Articles authored by Clarke, Matthew

Project Notes

Global workers' remittances have grown noticeably in recent years. Remittances are now a key macroeconomic factor in many developing countries, representing an increasingly large percentage of total monetary inflows. For many developing countries, remittances are comparable to or greater than total export earnings, official development assistance (ODA), and foreign direct investment (FDI). Remittance flows are also more progressive than these other international flows as they more equally distributed.


NGOs have played an important role worldwide in trying to prevent the spread of HIV/AIDS through achieving behaviour change. NGOs have often been at the fore of innovative changes, influencing government and international programming activities. This paper identifies and analyses the evolution of the HIV/AIDS programmes of one NGO in Thailand over a period of ten years. Three generations of programming are identified both through distinct approaches to this area of work, and also by the changing jargon describing the people the programmes are aimed at.

There are an estimated 33 million people living with the Human Immunodeficiency Virus (HIV) worldwide. While national education campaigns have been successful in providing a broad platform of awareness of HIV and AIDS, within some countries faith-based organisations (FBOs) have assumed an important role in educating and supporting local communities to reduce HIV transmission. This article conceptualises the successful characteristics of a Christian organisation in West Papua and a Muslim organisation in Thailand.


 By active citizenship, we [Oxfam] mean that combination of rights and obligations that link individuals to the state, including paying taxes, obeying laws, and exercising the full range of political, civil, and social rights. Active citizens use those rights to improve the quality of political or civic life, through involvement in the formal economy or formal politics, or through the sort of collective action that historically has allowed poor and excluded groups to make their voices heard. [….] 
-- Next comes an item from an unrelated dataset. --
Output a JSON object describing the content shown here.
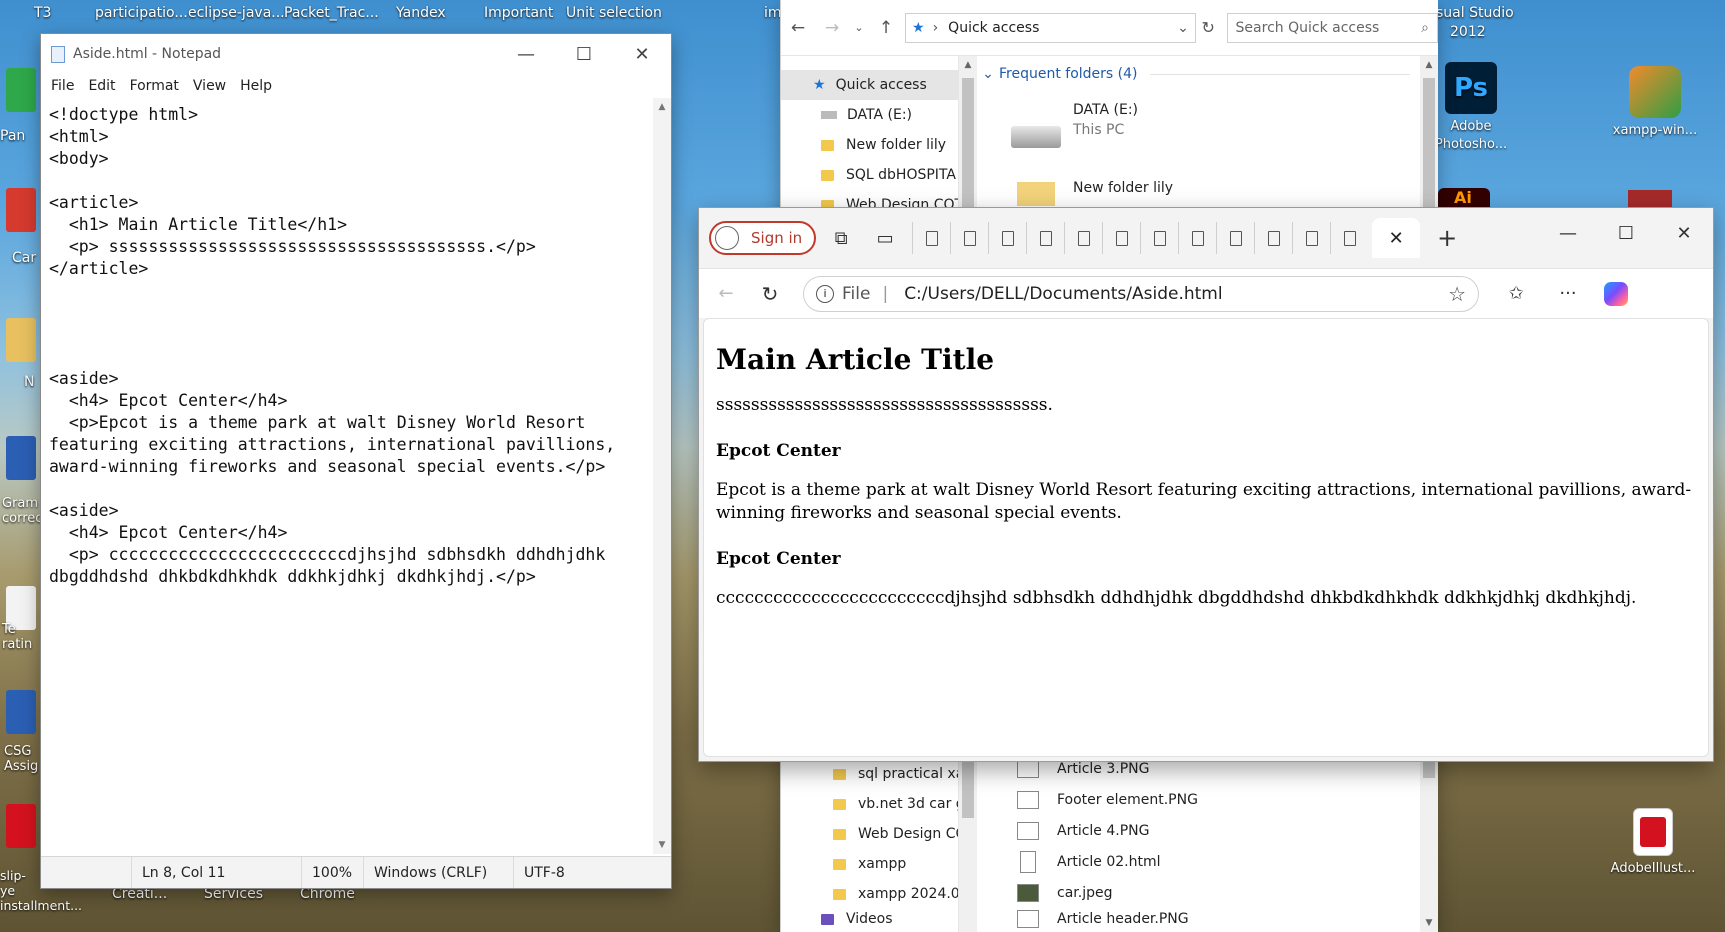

Active citizens can become a powerful driver of development by holding to popular account those who traditionally hold decision-making power at the local and national levels. Active citizenship draws from a long history of understanding the importance of community participation and ownership of development interventions. However, in spite of its inherent strengths, active citizenship may not be a possible (or optimal) outcome in all circumstances.